* Task instructions
In the material below, tally the lines that include the string "duration", then write down only the total.

* Data for the task
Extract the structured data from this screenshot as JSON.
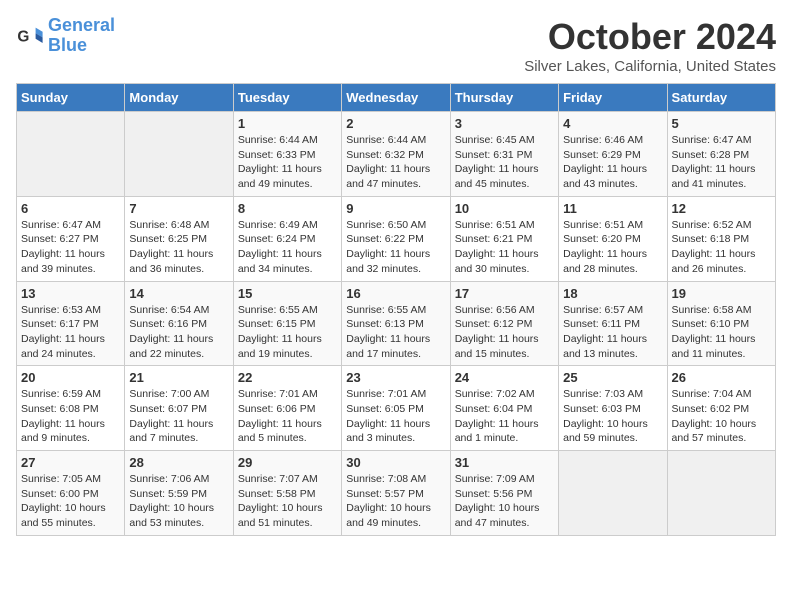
{
  "logo": {
    "line1": "General",
    "line2": "Blue"
  },
  "title": "October 2024",
  "location": "Silver Lakes, California, United States",
  "days_of_week": [
    "Sunday",
    "Monday",
    "Tuesday",
    "Wednesday",
    "Thursday",
    "Friday",
    "Saturday"
  ],
  "weeks": [
    [
      {
        "day": "",
        "info": ""
      },
      {
        "day": "",
        "info": ""
      },
      {
        "day": "1",
        "info": "Sunrise: 6:44 AM\nSunset: 6:33 PM\nDaylight: 11 hours and 49 minutes."
      },
      {
        "day": "2",
        "info": "Sunrise: 6:44 AM\nSunset: 6:32 PM\nDaylight: 11 hours and 47 minutes."
      },
      {
        "day": "3",
        "info": "Sunrise: 6:45 AM\nSunset: 6:31 PM\nDaylight: 11 hours and 45 minutes."
      },
      {
        "day": "4",
        "info": "Sunrise: 6:46 AM\nSunset: 6:29 PM\nDaylight: 11 hours and 43 minutes."
      },
      {
        "day": "5",
        "info": "Sunrise: 6:47 AM\nSunset: 6:28 PM\nDaylight: 11 hours and 41 minutes."
      }
    ],
    [
      {
        "day": "6",
        "info": "Sunrise: 6:47 AM\nSunset: 6:27 PM\nDaylight: 11 hours and 39 minutes."
      },
      {
        "day": "7",
        "info": "Sunrise: 6:48 AM\nSunset: 6:25 PM\nDaylight: 11 hours and 36 minutes."
      },
      {
        "day": "8",
        "info": "Sunrise: 6:49 AM\nSunset: 6:24 PM\nDaylight: 11 hours and 34 minutes."
      },
      {
        "day": "9",
        "info": "Sunrise: 6:50 AM\nSunset: 6:22 PM\nDaylight: 11 hours and 32 minutes."
      },
      {
        "day": "10",
        "info": "Sunrise: 6:51 AM\nSunset: 6:21 PM\nDaylight: 11 hours and 30 minutes."
      },
      {
        "day": "11",
        "info": "Sunrise: 6:51 AM\nSunset: 6:20 PM\nDaylight: 11 hours and 28 minutes."
      },
      {
        "day": "12",
        "info": "Sunrise: 6:52 AM\nSunset: 6:18 PM\nDaylight: 11 hours and 26 minutes."
      }
    ],
    [
      {
        "day": "13",
        "info": "Sunrise: 6:53 AM\nSunset: 6:17 PM\nDaylight: 11 hours and 24 minutes."
      },
      {
        "day": "14",
        "info": "Sunrise: 6:54 AM\nSunset: 6:16 PM\nDaylight: 11 hours and 22 minutes."
      },
      {
        "day": "15",
        "info": "Sunrise: 6:55 AM\nSunset: 6:15 PM\nDaylight: 11 hours and 19 minutes."
      },
      {
        "day": "16",
        "info": "Sunrise: 6:55 AM\nSunset: 6:13 PM\nDaylight: 11 hours and 17 minutes."
      },
      {
        "day": "17",
        "info": "Sunrise: 6:56 AM\nSunset: 6:12 PM\nDaylight: 11 hours and 15 minutes."
      },
      {
        "day": "18",
        "info": "Sunrise: 6:57 AM\nSunset: 6:11 PM\nDaylight: 11 hours and 13 minutes."
      },
      {
        "day": "19",
        "info": "Sunrise: 6:58 AM\nSunset: 6:10 PM\nDaylight: 11 hours and 11 minutes."
      }
    ],
    [
      {
        "day": "20",
        "info": "Sunrise: 6:59 AM\nSunset: 6:08 PM\nDaylight: 11 hours and 9 minutes."
      },
      {
        "day": "21",
        "info": "Sunrise: 7:00 AM\nSunset: 6:07 PM\nDaylight: 11 hours and 7 minutes."
      },
      {
        "day": "22",
        "info": "Sunrise: 7:01 AM\nSunset: 6:06 PM\nDaylight: 11 hours and 5 minutes."
      },
      {
        "day": "23",
        "info": "Sunrise: 7:01 AM\nSunset: 6:05 PM\nDaylight: 11 hours and 3 minutes."
      },
      {
        "day": "24",
        "info": "Sunrise: 7:02 AM\nSunset: 6:04 PM\nDaylight: 11 hours and 1 minute."
      },
      {
        "day": "25",
        "info": "Sunrise: 7:03 AM\nSunset: 6:03 PM\nDaylight: 10 hours and 59 minutes."
      },
      {
        "day": "26",
        "info": "Sunrise: 7:04 AM\nSunset: 6:02 PM\nDaylight: 10 hours and 57 minutes."
      }
    ],
    [
      {
        "day": "27",
        "info": "Sunrise: 7:05 AM\nSunset: 6:00 PM\nDaylight: 10 hours and 55 minutes."
      },
      {
        "day": "28",
        "info": "Sunrise: 7:06 AM\nSunset: 5:59 PM\nDaylight: 10 hours and 53 minutes."
      },
      {
        "day": "29",
        "info": "Sunrise: 7:07 AM\nSunset: 5:58 PM\nDaylight: 10 hours and 51 minutes."
      },
      {
        "day": "30",
        "info": "Sunrise: 7:08 AM\nSunset: 5:57 PM\nDaylight: 10 hours and 49 minutes."
      },
      {
        "day": "31",
        "info": "Sunrise: 7:09 AM\nSunset: 5:56 PM\nDaylight: 10 hours and 47 minutes."
      },
      {
        "day": "",
        "info": ""
      },
      {
        "day": "",
        "info": ""
      }
    ]
  ]
}
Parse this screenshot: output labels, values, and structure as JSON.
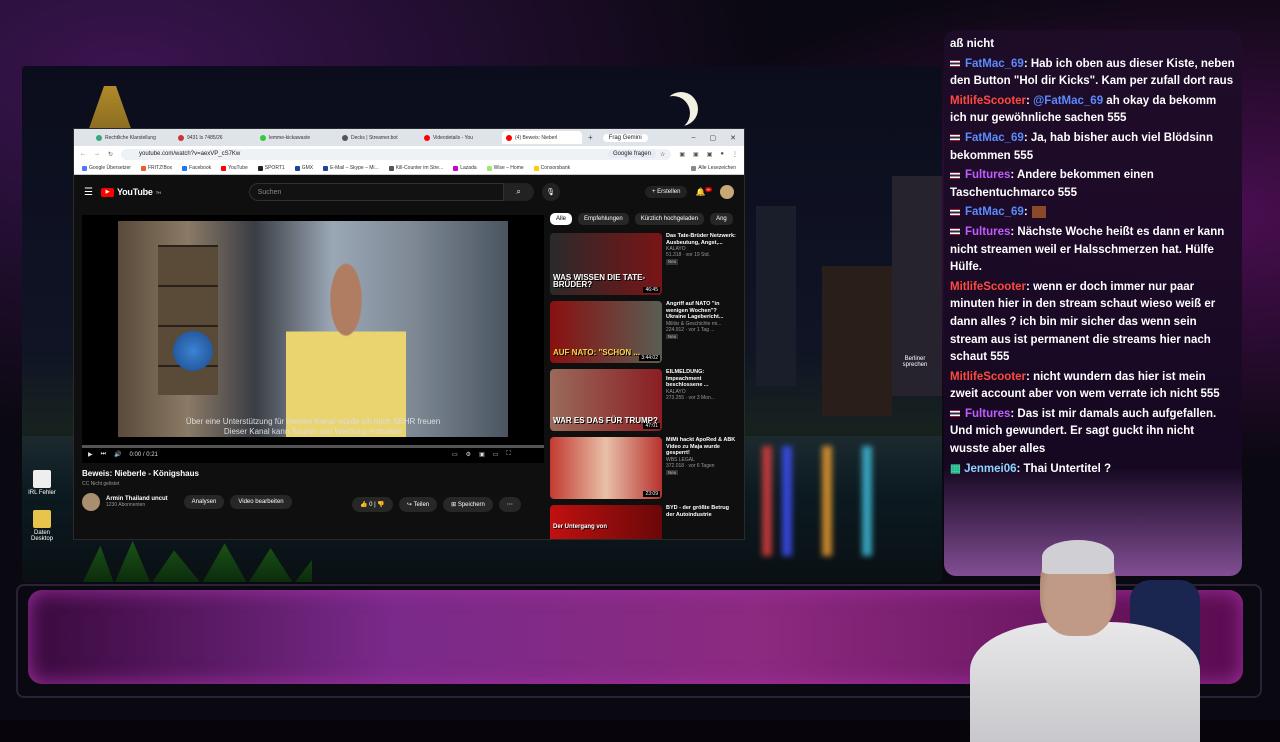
{
  "desktop": {
    "icons": [
      {
        "label": "IRL Fehler"
      },
      {
        "label": "Daten Desktop"
      }
    ]
  },
  "browser": {
    "tabs": [
      {
        "title": "Rechtliche Klarstellung"
      },
      {
        "title": "9431 ls 7485/26"
      },
      {
        "title": "lemme-kickawaste"
      },
      {
        "title": "Decks | Streamer.bot"
      },
      {
        "title": "Videodetails - You"
      },
      {
        "title": "(4) Beweis: Nieberl",
        "active": true
      }
    ],
    "new_tab": "+",
    "gemini": "Frag Gemini",
    "url": "youtube.com/watch?v=aexVP_cS7Kw",
    "google_ask": "Google fragen",
    "bookmarks": [
      "Google Übersetzer",
      "FRITZ!Box",
      "Facebook",
      "YouTube",
      "SPORT1",
      "GMX",
      "E-Mail – Skype – Mi...",
      "Kill-Counter im Stre...",
      "Lazada",
      "Wise – Home",
      "Consorsbank",
      "Alle Lesezeichen"
    ]
  },
  "youtube": {
    "logo": "YouTube",
    "logo_sup": "TH",
    "search_placeholder": "Suchen",
    "create_label": "Erstellen",
    "notif_count": "9+",
    "player": {
      "subtitle_line1": "Über eine Unterstützung für meinen Kanal würde ich mich SEHR freuen",
      "subtitle_line2": "Dieser Kanal kann Spuren von Werbung enthalten",
      "time": "0:00 / 0:21",
      "progress": 0
    },
    "video_title": "Beweis: Nieberle - Königshaus",
    "video_note": "CC Nicht gelistet",
    "channel_name": "Armin Thailand uncut",
    "channel_subs": "1230 Abonnenten",
    "btn_analysen": "Analysen",
    "btn_edit": "Video bearbeiten",
    "likes": "0",
    "btn_share": "Teilen",
    "btn_save": "Speichern",
    "chips": [
      "Alle",
      "Empfehlungen",
      "Kürzlich hochgeladen",
      "Ang"
    ],
    "recommendations": [
      {
        "thumb_text": "WAS WISSEN DIE TATE-BRÜDER?",
        "duration": "46:45",
        "title": "Das Tate-Brüder Netzwerk: Ausbeutung, Angst,...",
        "channel": "KALAYO",
        "meta": "51.318 · vor 19 Std.",
        "badge": "Neu",
        "color": "#7a1416"
      },
      {
        "thumb_text": "AUF NATO: \"SCHON ...",
        "duration": "3:44:02",
        "title": "Angriff auf NATO \"in wenigen Wochen\"? Ukraine Lagebericht...",
        "channel": "Militär & Geschichte mi...",
        "meta": "224.912 · vor 1 Tag ...",
        "badge": "Neu",
        "color": "#5a5e52"
      },
      {
        "thumb_text": "WAR ES DAS FÜR TRUMP?",
        "duration": "47:01",
        "title": "EILMELDUNG: Impeachment beschlossene ...",
        "channel": "KALAYO",
        "meta": "273.255 · vor 3 Mon...",
        "badge": "",
        "color": "#8a1e22"
      },
      {
        "thumb_text": "",
        "duration": "23:09",
        "title": "MiMi hackt ApoRed & ABK Video zu Maja wurde gesperrt!",
        "channel": "WBS LEGAL",
        "meta": "372.018 · vor 6 Tagen",
        "badge": "Neu",
        "color": "#b8312e"
      },
      {
        "thumb_text": "Der Untergang von",
        "duration": "",
        "title": "BYD - der größte Betrug der Autoindustrie",
        "channel": "",
        "meta": "",
        "badge": "",
        "color": "#9a1010"
      }
    ]
  },
  "scene": {
    "right_sign": "Berliner sprechen"
  },
  "chat": {
    "messages": [
      {
        "user": "",
        "color": "#ffffff",
        "text": "aß nicht",
        "flag": false
      },
      {
        "user": "FatMac_69",
        "color": "#5b8bff",
        "text": ": Hab ich oben aus dieser Kiste, neben den Button \"Hol dir Kicks\". Kam per zufall dort raus",
        "flag": true
      },
      {
        "user": "MitlifeScooter",
        "color": "#ff4a3d",
        "text": ": @FatMac_69 ah okay da bekomm ich nur gewöhnliche sachen 555",
        "flag": false,
        "mention": "@FatMac_69",
        "mention_color": "#5b8bff"
      },
      {
        "user": "FatMac_69",
        "color": "#5b8bff",
        "text": ": Ja, hab bisher auch viel Blödsinn bekommen 555",
        "flag": true
      },
      {
        "user": "Fultures",
        "color": "#c35cff",
        "text": ": Andere bekommen einen Taschentuchmarco 555",
        "flag": true
      },
      {
        "user": "FatMac_69",
        "color": "#5b8bff",
        "text": ":",
        "flag": true,
        "emote": true
      },
      {
        "user": "Fultures",
        "color": "#c35cff",
        "text": ": Nächste Woche heißt es dann er kann nicht streamen weil er Halsschmerzen hat. Hülfe Hülfe.",
        "flag": true
      },
      {
        "user": "MitlifeScooter",
        "color": "#ff4a3d",
        "text": ": wenn er doch immer nur paar minuten hier in den stream schaut wieso weiß er dann alles ? ich bin mir sicher das wenn sein stream aus ist permanent die streams hier nach schaut 555",
        "flag": false
      },
      {
        "user": "MitlifeScooter",
        "color": "#ff4a3d",
        "text": ": nicht wundern das hier ist mein zweit account aber von wem verrate ich nicht 555",
        "flag": false
      },
      {
        "user": "Fultures",
        "color": "#c35cff",
        "text": ": Das ist mir damals auch aufgefallen. Und mich gewundert. Er sagt guckt ihn nicht wusste aber alles",
        "flag": true
      },
      {
        "user": "Jenmei06",
        "color": "#8fd3ff",
        "text": ": Thai Untertitel ?",
        "flag": false,
        "badge_icon": true
      }
    ]
  },
  "colors": {
    "accent": "#ff0000",
    "chat_bg": "#1e0c28",
    "banner": "#8c2a80"
  }
}
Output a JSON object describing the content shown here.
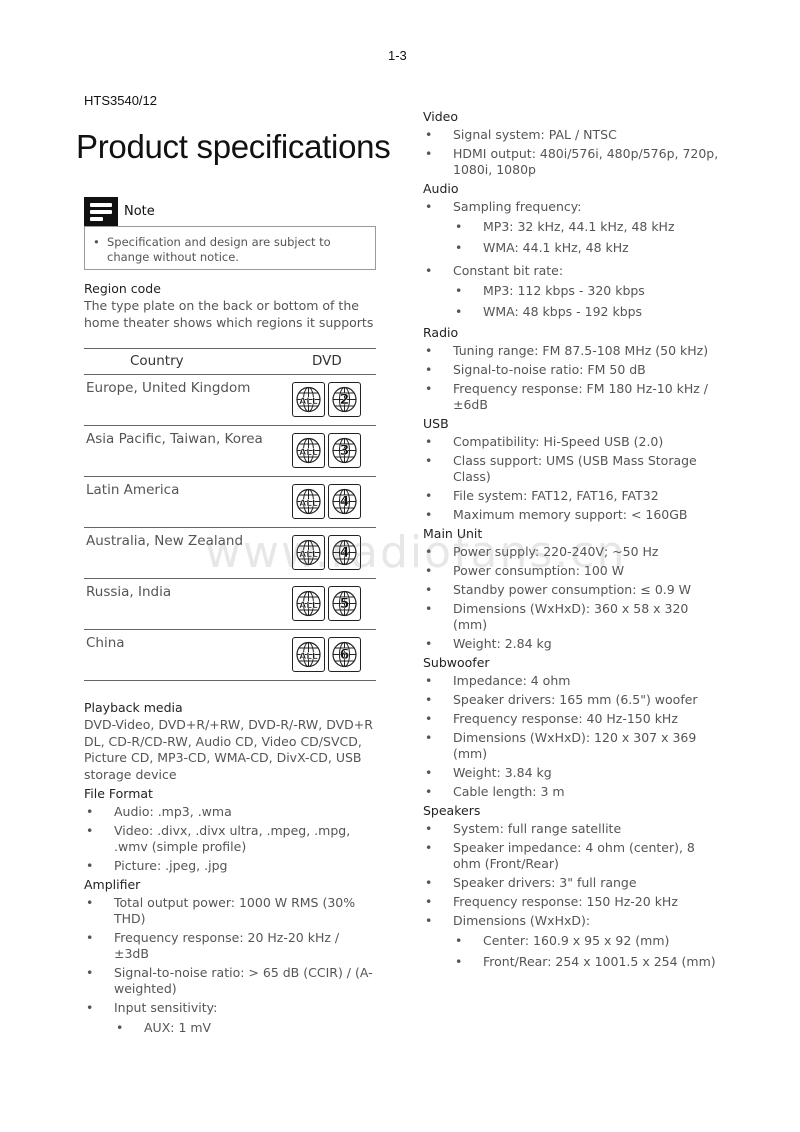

* Reply
5